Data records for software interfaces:
##############################
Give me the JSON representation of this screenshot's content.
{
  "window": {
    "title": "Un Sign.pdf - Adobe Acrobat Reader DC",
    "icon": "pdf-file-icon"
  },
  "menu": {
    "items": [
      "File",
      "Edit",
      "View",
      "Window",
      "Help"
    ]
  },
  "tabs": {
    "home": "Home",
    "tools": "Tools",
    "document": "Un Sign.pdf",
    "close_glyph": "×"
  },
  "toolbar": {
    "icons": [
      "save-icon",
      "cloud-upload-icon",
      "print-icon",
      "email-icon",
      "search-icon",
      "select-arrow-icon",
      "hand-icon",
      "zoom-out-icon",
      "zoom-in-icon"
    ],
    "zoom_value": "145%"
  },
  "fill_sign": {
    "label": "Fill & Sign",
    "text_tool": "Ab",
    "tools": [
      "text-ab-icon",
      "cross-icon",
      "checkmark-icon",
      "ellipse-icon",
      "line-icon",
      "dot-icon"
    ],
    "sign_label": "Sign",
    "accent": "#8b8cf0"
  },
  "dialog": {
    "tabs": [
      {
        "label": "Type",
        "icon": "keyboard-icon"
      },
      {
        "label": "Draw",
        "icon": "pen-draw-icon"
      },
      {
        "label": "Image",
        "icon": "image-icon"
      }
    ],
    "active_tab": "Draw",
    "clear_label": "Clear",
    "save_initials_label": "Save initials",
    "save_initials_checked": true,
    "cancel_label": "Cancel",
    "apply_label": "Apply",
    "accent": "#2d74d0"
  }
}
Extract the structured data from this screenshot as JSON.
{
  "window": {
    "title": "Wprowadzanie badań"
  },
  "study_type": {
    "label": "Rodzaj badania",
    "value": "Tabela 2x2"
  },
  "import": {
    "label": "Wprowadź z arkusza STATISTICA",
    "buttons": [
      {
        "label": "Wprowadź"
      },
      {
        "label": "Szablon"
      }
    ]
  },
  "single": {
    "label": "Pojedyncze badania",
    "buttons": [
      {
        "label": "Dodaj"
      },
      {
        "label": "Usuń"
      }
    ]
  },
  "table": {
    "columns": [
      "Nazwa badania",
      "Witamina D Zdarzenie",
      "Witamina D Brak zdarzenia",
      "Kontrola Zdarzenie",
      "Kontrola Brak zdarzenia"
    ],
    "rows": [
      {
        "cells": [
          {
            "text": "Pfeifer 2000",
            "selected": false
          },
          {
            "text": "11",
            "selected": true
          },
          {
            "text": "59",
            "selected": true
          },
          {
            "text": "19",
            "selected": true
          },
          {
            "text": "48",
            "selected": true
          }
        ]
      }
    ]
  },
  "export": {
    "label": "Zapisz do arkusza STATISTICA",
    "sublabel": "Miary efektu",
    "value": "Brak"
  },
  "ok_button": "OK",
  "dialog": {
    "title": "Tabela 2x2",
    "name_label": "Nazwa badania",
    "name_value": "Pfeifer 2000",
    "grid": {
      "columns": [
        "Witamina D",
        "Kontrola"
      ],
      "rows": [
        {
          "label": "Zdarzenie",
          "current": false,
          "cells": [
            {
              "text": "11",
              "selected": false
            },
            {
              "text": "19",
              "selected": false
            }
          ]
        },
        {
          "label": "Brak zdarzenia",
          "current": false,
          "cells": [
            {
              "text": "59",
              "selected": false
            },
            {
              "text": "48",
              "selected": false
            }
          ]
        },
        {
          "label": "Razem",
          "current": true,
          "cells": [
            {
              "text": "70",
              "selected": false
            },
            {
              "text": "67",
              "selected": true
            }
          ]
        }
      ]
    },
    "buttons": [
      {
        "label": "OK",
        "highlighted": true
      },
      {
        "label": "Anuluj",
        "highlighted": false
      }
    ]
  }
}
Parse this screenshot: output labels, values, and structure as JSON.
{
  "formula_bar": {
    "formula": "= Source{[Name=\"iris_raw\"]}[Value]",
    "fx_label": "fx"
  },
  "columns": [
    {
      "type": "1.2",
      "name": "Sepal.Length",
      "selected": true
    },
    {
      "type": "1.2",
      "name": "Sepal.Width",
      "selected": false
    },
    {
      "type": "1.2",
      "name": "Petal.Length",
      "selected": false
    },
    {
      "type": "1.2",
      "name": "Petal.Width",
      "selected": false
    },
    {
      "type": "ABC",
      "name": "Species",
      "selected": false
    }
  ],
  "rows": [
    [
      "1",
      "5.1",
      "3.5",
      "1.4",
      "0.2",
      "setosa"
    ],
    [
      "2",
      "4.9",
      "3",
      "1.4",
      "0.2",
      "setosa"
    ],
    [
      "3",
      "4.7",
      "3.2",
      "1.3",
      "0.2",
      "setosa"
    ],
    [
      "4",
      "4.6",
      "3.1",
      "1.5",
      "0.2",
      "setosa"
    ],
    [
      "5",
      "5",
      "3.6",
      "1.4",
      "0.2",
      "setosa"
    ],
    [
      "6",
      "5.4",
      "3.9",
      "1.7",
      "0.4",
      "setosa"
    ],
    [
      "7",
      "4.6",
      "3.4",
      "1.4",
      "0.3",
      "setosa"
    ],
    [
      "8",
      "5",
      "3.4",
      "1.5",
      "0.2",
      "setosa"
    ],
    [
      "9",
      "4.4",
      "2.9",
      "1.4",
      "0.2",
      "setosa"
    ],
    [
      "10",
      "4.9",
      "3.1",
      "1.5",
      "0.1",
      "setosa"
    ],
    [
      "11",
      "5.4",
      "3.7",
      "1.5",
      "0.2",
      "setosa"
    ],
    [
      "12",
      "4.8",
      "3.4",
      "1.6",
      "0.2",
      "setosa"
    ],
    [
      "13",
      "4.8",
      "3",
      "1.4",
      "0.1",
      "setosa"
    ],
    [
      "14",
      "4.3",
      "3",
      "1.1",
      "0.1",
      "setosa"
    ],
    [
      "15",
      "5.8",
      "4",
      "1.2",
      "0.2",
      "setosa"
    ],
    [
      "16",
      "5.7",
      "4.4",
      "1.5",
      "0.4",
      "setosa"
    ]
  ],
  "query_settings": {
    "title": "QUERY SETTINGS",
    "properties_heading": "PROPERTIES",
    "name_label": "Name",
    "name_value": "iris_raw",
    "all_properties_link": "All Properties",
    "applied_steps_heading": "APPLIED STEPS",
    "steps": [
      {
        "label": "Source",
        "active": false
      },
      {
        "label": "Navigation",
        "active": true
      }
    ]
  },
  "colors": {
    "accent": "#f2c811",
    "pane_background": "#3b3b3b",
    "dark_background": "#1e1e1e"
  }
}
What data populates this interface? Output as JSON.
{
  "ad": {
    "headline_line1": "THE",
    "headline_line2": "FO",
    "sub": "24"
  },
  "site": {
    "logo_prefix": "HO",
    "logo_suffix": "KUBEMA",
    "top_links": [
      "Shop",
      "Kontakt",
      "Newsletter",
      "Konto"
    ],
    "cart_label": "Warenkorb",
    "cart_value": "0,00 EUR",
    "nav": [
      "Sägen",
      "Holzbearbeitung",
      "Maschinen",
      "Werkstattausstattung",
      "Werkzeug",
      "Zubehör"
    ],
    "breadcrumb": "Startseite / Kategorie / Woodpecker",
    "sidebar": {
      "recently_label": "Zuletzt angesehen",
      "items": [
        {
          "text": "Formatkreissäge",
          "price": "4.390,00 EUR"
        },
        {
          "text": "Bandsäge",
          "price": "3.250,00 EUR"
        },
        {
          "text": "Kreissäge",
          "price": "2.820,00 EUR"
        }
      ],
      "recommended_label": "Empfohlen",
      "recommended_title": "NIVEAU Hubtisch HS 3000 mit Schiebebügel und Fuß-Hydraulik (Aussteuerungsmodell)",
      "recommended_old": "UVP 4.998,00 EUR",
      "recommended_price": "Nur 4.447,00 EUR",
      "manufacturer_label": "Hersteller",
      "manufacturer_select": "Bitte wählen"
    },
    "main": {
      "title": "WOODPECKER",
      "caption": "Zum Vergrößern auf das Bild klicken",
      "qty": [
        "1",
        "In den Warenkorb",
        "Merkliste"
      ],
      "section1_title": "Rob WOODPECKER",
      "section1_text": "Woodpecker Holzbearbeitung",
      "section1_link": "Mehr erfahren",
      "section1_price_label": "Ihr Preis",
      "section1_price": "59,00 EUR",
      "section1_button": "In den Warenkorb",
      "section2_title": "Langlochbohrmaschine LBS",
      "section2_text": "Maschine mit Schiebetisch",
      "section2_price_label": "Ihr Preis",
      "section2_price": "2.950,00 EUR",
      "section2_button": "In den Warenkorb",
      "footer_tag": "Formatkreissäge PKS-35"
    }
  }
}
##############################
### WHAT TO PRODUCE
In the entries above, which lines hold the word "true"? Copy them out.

### RESPONSE
    "save_initials_checked": true,
            "selected": true
            "selected": true
            "selected": true
            "selected": true
          "current": true,
              "selected": true
        "highlighted": true
      "selected": true
        "active": true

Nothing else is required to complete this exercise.